Throwing away 100 years of workers’ comp

A critical look at the opt-out movement and how corporate money is fueling its advance.

ProPublica has published another fascinating and well-written article about workers’ comp. It is probably the most significant investigation into the opt-out movement that we have seen. It is a great read and shows why people need to be skeptical.

The investigation looked at plans of nearly 120 companies who have opted out in Texas and Oklahoma. It found universally lower benefits, more restrictions, and virtually no independent oversight compared to state workers’ compensation laws.

Employers were given almost complete control over the medical and legal process. This includes selecting doctors and limiting review options. It also allows harsh rules permitting denials for otherwise compensable claims. In some opt-out plans, common occupational injuries were entirely removed from coverage. Others could not seek follow-up surgical care because the window of time for medical treatment had passed. Committees set up by employers would hear complaints.

The ProPublica investigation comes on the heels of a Mother Jones article in March showing that corporate money is indeed fueling the opt-out movement. Walmart, Nordstrom, Safeway, Lowe’s, Macy’s, Kohl’s, and Sysco Food Services have financed a lobbying group, the Association for Responsible Alternatives to Workers’ Compensation (ARAWC), to challenge laws in all fifty states.

Michigan has not yet seen a big push for opt-out. Part of the reason could be that premiums for workers’ comp have seen a 34% decline in the last 4 years.

Michigan adopted its first workers’ comp law in 1912. It was designed as a grand bargain between labor and business. Employees hurt on-the-job get medical treatment and lost wages. Employers get protection from civil lawsuits and only pay limited benefits.

The opt-out movement goes well past traditional reform efforts. It seeks to destroy the grand bargain that workers’ comp represents and remove a critical safety net for millions of Americans. We simply cannot surrender our legal rights to big corporations and expect a fair system for all stakeholders.

Michigan Workers Comp Lawyers never charges a fee to evaluate a potential case. Our law firm has represented injured and disabled workers exclusively for more than 35 years. Call (855) 221-2667 for a free consultation today.

Related information:

Corporate Money Fuels Opt-Out Movement

Photos courtesy of Creative Commons, by Rocpoc14.
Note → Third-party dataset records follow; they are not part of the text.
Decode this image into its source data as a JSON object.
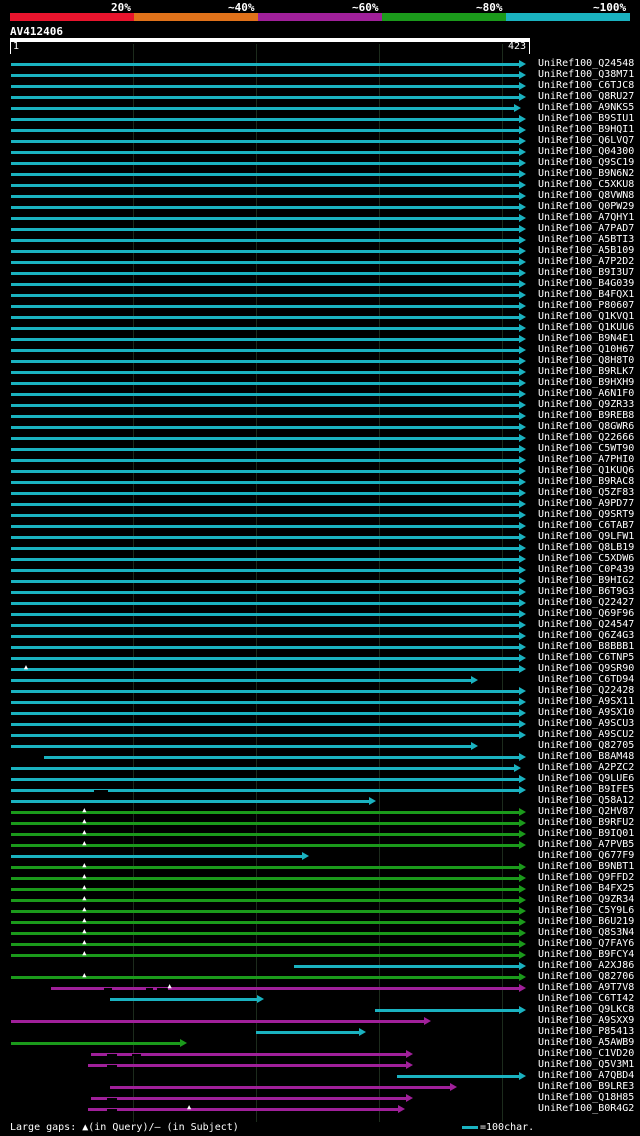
{
  "colors": {
    "red": "#e8142d",
    "orange": "#e0721a",
    "purple": "#a0209a",
    "green": "#1b9a1b",
    "cyan": "#1ab2c0"
  },
  "legend": [
    {
      "label": "20%",
      "color": "#e8142d"
    },
    {
      "label": "~40%",
      "color": "#e0721a"
    },
    {
      "label": "~60%",
      "color": "#a0209a"
    },
    {
      "label": "~80%",
      "color": "#1b9a1b"
    },
    {
      "label": "~100%",
      "color": "#1ab2c0"
    }
  ],
  "query": {
    "name": "AV412406",
    "start": "1",
    "end": "423",
    "length": 423
  },
  "footer": {
    "gaps_text": "Large gaps: ▲(in Query)/— (in Subject)",
    "scale_text": "=100char."
  },
  "hits": [
    {
      "name": "UniRef100_Q24548",
      "s": 1,
      "e": 423,
      "c": "cyan"
    },
    {
      "name": "UniRef100_Q38M71",
      "s": 1,
      "e": 423,
      "c": "cyan"
    },
    {
      "name": "UniRef100_C6TJC8",
      "s": 1,
      "e": 423,
      "c": "cyan"
    },
    {
      "name": "UniRef100_Q8RU27",
      "s": 1,
      "e": 423,
      "c": "cyan"
    },
    {
      "name": "UniRef100_A9NKS5",
      "s": 1,
      "e": 419,
      "c": "cyan"
    },
    {
      "name": "UniRef100_B9SIU1",
      "s": 1,
      "e": 423,
      "c": "cyan"
    },
    {
      "name": "UniRef100_B9HQI1",
      "s": 1,
      "e": 423,
      "c": "cyan"
    },
    {
      "name": "UniRef100_Q6LVQ7",
      "s": 1,
      "e": 423,
      "c": "cyan"
    },
    {
      "name": "UniRef100_Q04300",
      "s": 1,
      "e": 423,
      "c": "cyan"
    },
    {
      "name": "UniRef100_Q9SC19",
      "s": 1,
      "e": 423,
      "c": "cyan"
    },
    {
      "name": "UniRef100_B9N6N2",
      "s": 1,
      "e": 423,
      "c": "cyan"
    },
    {
      "name": "UniRef100_C5XKU8",
      "s": 1,
      "e": 423,
      "c": "cyan"
    },
    {
      "name": "UniRef100_Q8VWN8",
      "s": 1,
      "e": 423,
      "c": "cyan"
    },
    {
      "name": "UniRef100_Q0PW29",
      "s": 1,
      "e": 423,
      "c": "cyan"
    },
    {
      "name": "UniRef100_A7QHY1",
      "s": 1,
      "e": 423,
      "c": "cyan"
    },
    {
      "name": "UniRef100_A7PAD7",
      "s": 1,
      "e": 423,
      "c": "cyan"
    },
    {
      "name": "UniRef100_A5BTI3",
      "s": 1,
      "e": 423,
      "c": "cyan"
    },
    {
      "name": "UniRef100_A5B109",
      "s": 1,
      "e": 423,
      "c": "cyan"
    },
    {
      "name": "UniRef100_A7P2D2",
      "s": 1,
      "e": 423,
      "c": "cyan"
    },
    {
      "name": "UniRef100_B9I3U7",
      "s": 1,
      "e": 423,
      "c": "cyan"
    },
    {
      "name": "UniRef100_B4G039",
      "s": 1,
      "e": 423,
      "c": "cyan"
    },
    {
      "name": "UniRef100_B4FQX1",
      "s": 1,
      "e": 423,
      "c": "cyan"
    },
    {
      "name": "UniRef100_P80607",
      "s": 1,
      "e": 423,
      "c": "cyan"
    },
    {
      "name": "UniRef100_Q1KVQ1",
      "s": 1,
      "e": 423,
      "c": "cyan"
    },
    {
      "name": "UniRef100_Q1KUU6",
      "s": 1,
      "e": 423,
      "c": "cyan"
    },
    {
      "name": "UniRef100_B9N4E1",
      "s": 1,
      "e": 423,
      "c": "cyan"
    },
    {
      "name": "UniRef100_Q10H67",
      "s": 1,
      "e": 423,
      "c": "cyan"
    },
    {
      "name": "UniRef100_Q8H8T0",
      "s": 1,
      "e": 423,
      "c": "cyan"
    },
    {
      "name": "UniRef100_B9RLK7",
      "s": 1,
      "e": 423,
      "c": "cyan"
    },
    {
      "name": "UniRef100_B9HXH9",
      "s": 1,
      "e": 423,
      "c": "cyan"
    },
    {
      "name": "UniRef100_A6N1F0",
      "s": 1,
      "e": 423,
      "c": "cyan"
    },
    {
      "name": "UniRef100_Q9ZR33",
      "s": 1,
      "e": 423,
      "c": "cyan"
    },
    {
      "name": "UniRef100_B9REB8",
      "s": 1,
      "e": 423,
      "c": "cyan"
    },
    {
      "name": "UniRef100_Q8GWR6",
      "s": 1,
      "e": 423,
      "c": "cyan"
    },
    {
      "name": "UniRef100_Q22666",
      "s": 1,
      "e": 423,
      "c": "cyan"
    },
    {
      "name": "UniRef100_C5WT90",
      "s": 1,
      "e": 423,
      "c": "cyan"
    },
    {
      "name": "UniRef100_A7PHI0",
      "s": 1,
      "e": 423,
      "c": "cyan"
    },
    {
      "name": "UniRef100_Q1KUQ6",
      "s": 1,
      "e": 423,
      "c": "cyan"
    },
    {
      "name": "UniRef100_B9RAC8",
      "s": 1,
      "e": 423,
      "c": "cyan"
    },
    {
      "name": "UniRef100_Q5ZF83",
      "s": 1,
      "e": 423,
      "c": "cyan"
    },
    {
      "name": "UniRef100_A9PD77",
      "s": 1,
      "e": 423,
      "c": "cyan"
    },
    {
      "name": "UniRef100_Q9SRT9",
      "s": 1,
      "e": 423,
      "c": "cyan"
    },
    {
      "name": "UniRef100_C6TAB7",
      "s": 1,
      "e": 423,
      "c": "cyan"
    },
    {
      "name": "UniRef100_Q9LFW1",
      "s": 1,
      "e": 423,
      "c": "cyan"
    },
    {
      "name": "UniRef100_Q8LB19",
      "s": 1,
      "e": 423,
      "c": "cyan"
    },
    {
      "name": "UniRef100_C5XDW6",
      "s": 1,
      "e": 423,
      "c": "cyan"
    },
    {
      "name": "UniRef100_C0P439",
      "s": 1,
      "e": 423,
      "c": "cyan"
    },
    {
      "name": "UniRef100_B9HIG2",
      "s": 1,
      "e": 423,
      "c": "cyan"
    },
    {
      "name": "UniRef100_B6T9G3",
      "s": 1,
      "e": 423,
      "c": "cyan"
    },
    {
      "name": "UniRef100_Q22427",
      "s": 1,
      "e": 423,
      "c": "cyan"
    },
    {
      "name": "UniRef100_Q69F96",
      "s": 1,
      "e": 423,
      "c": "cyan"
    },
    {
      "name": "UniRef100_Q24547",
      "s": 1,
      "e": 423,
      "c": "cyan"
    },
    {
      "name": "UniRef100_Q6Z4G3",
      "s": 1,
      "e": 423,
      "c": "cyan"
    },
    {
      "name": "UniRef100_B8BBB1",
      "s": 1,
      "e": 423,
      "c": "cyan"
    },
    {
      "name": "UniRef100_C6TNP5",
      "s": 1,
      "e": 423,
      "c": "cyan"
    },
    {
      "name": "UniRef100_Q9SR90",
      "s": 1,
      "e": 423,
      "c": "cyan",
      "qgaps": [
        14
      ]
    },
    {
      "name": "UniRef100_C6TD94",
      "s": 1,
      "e": 384,
      "c": "cyan"
    },
    {
      "name": "UniRef100_Q22428",
      "s": 1,
      "e": 423,
      "c": "cyan"
    },
    {
      "name": "UniRef100_A9SX11",
      "s": 1,
      "e": 423,
      "c": "cyan"
    },
    {
      "name": "UniRef100_A9SX10",
      "s": 1,
      "e": 423,
      "c": "cyan"
    },
    {
      "name": "UniRef100_A9SCU3",
      "s": 1,
      "e": 423,
      "c": "cyan"
    },
    {
      "name": "UniRef100_A9SCU2",
      "s": 1,
      "e": 423,
      "c": "cyan"
    },
    {
      "name": "UniRef100_Q82705",
      "s": 1,
      "e": 384,
      "c": "cyan"
    },
    {
      "name": "UniRef100_B8AM48",
      "s": 28,
      "e": 423,
      "c": "cyan"
    },
    {
      "name": "UniRef100_A2PZC2",
      "s": 1,
      "e": 419,
      "c": "cyan"
    },
    {
      "name": "UniRef100_Q9LUE6",
      "s": 1,
      "e": 423,
      "c": "cyan"
    },
    {
      "name": "UniRef100_B9IFE5",
      "s": 1,
      "e": 423,
      "c": "cyan",
      "sgaps": [
        [
          69,
          81
        ]
      ]
    },
    {
      "name": "UniRef100_Q58A12",
      "s": 1,
      "e": 300,
      "c": "cyan"
    },
    {
      "name": "UniRef100_Q2HV87",
      "s": 1,
      "e": 423,
      "c": "green",
      "qgaps": [
        62
      ]
    },
    {
      "name": "UniRef100_B9RFU2",
      "s": 1,
      "e": 423,
      "c": "green",
      "qgaps": [
        62
      ]
    },
    {
      "name": "UniRef100_B9IQ01",
      "s": 1,
      "e": 423,
      "c": "green",
      "qgaps": [
        62
      ]
    },
    {
      "name": "UniRef100_A7PVB5",
      "s": 1,
      "e": 423,
      "c": "green",
      "qgaps": [
        62
      ]
    },
    {
      "name": "UniRef100_Q677F9",
      "s": 1,
      "e": 245,
      "c": "cyan"
    },
    {
      "name": "UniRef100_B9NBT1",
      "s": 1,
      "e": 423,
      "c": "green",
      "qgaps": [
        62
      ]
    },
    {
      "name": "UniRef100_Q9FFD2",
      "s": 1,
      "e": 423,
      "c": "green",
      "qgaps": [
        62
      ]
    },
    {
      "name": "UniRef100_B4FX25",
      "s": 1,
      "e": 423,
      "c": "green",
      "qgaps": [
        62
      ]
    },
    {
      "name": "UniRef100_Q9ZR34",
      "s": 1,
      "e": 423,
      "c": "green",
      "qgaps": [
        62
      ]
    },
    {
      "name": "UniRef100_C5Y9L6",
      "s": 1,
      "e": 423,
      "c": "green",
      "qgaps": [
        62
      ]
    },
    {
      "name": "UniRef100_B6U219",
      "s": 1,
      "e": 423,
      "c": "green",
      "qgaps": [
        62
      ]
    },
    {
      "name": "UniRef100_Q8S3N4",
      "s": 1,
      "e": 423,
      "c": "green",
      "qgaps": [
        62
      ]
    },
    {
      "name": "UniRef100_Q7FAY6",
      "s": 1,
      "e": 423,
      "c": "green",
      "qgaps": [
        62
      ]
    },
    {
      "name": "UniRef100_B9FCY4",
      "s": 1,
      "e": 423,
      "c": "green",
      "qgaps": [
        62
      ]
    },
    {
      "name": "UniRef100_A2XJ86",
      "s": 233,
      "e": 423,
      "c": "cyan"
    },
    {
      "name": "UniRef100_Q82706",
      "s": 1,
      "e": 423,
      "c": "green",
      "qgaps": [
        62
      ]
    },
    {
      "name": "UniRef100_A9T7V8",
      "s": 34,
      "e": 423,
      "c": "purple",
      "qgaps": [
        132
      ],
      "sgaps": [
        [
          77,
          84
        ],
        [
          112,
          118
        ],
        [
          121,
          130
        ]
      ]
    },
    {
      "name": "UniRef100_C6TI42",
      "s": 82,
      "e": 208,
      "c": "cyan"
    },
    {
      "name": "UniRef100_Q9LKC8",
      "s": 300,
      "e": 423,
      "c": "cyan"
    },
    {
      "name": "UniRef100_A9SXX9",
      "s": 1,
      "e": 345,
      "c": "purple"
    },
    {
      "name": "UniRef100_P85413",
      "s": 202,
      "e": 292,
      "c": "cyan"
    },
    {
      "name": "UniRef100_A5AWB9",
      "s": 1,
      "e": 145,
      "c": "green"
    },
    {
      "name": "UniRef100_C1VD20",
      "s": 67,
      "e": 330,
      "c": "purple",
      "sgaps": [
        [
          80,
          88
        ],
        [
          100,
          108
        ]
      ]
    },
    {
      "name": "UniRef100_Q5V3M1",
      "s": 64,
      "e": 330,
      "c": "purple",
      "sgaps": [
        [
          80,
          88
        ]
      ]
    },
    {
      "name": "UniRef100_A7QBD4",
      "s": 318,
      "e": 423,
      "c": "cyan"
    },
    {
      "name": "UniRef100_B9LRE3",
      "s": 82,
      "e": 366,
      "c": "purple"
    },
    {
      "name": "UniRef100_Q18H85",
      "s": 67,
      "e": 330,
      "c": "purple",
      "sgaps": [
        [
          80,
          88
        ]
      ]
    },
    {
      "name": "UniRef100_B0R4G2",
      "s": 64,
      "e": 324,
      "c": "purple",
      "qgaps": [
        148
      ],
      "sgaps": [
        [
          80,
          88
        ]
      ]
    }
  ]
}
Tags:
Injured On The Job: A Guide to Michigan Workers Compensation Law Injured On
The Job
A Guide to Michigan Workers Compensation Law Free Book
Free Consultation
  • This field is for validation purposes and should be left unchanged.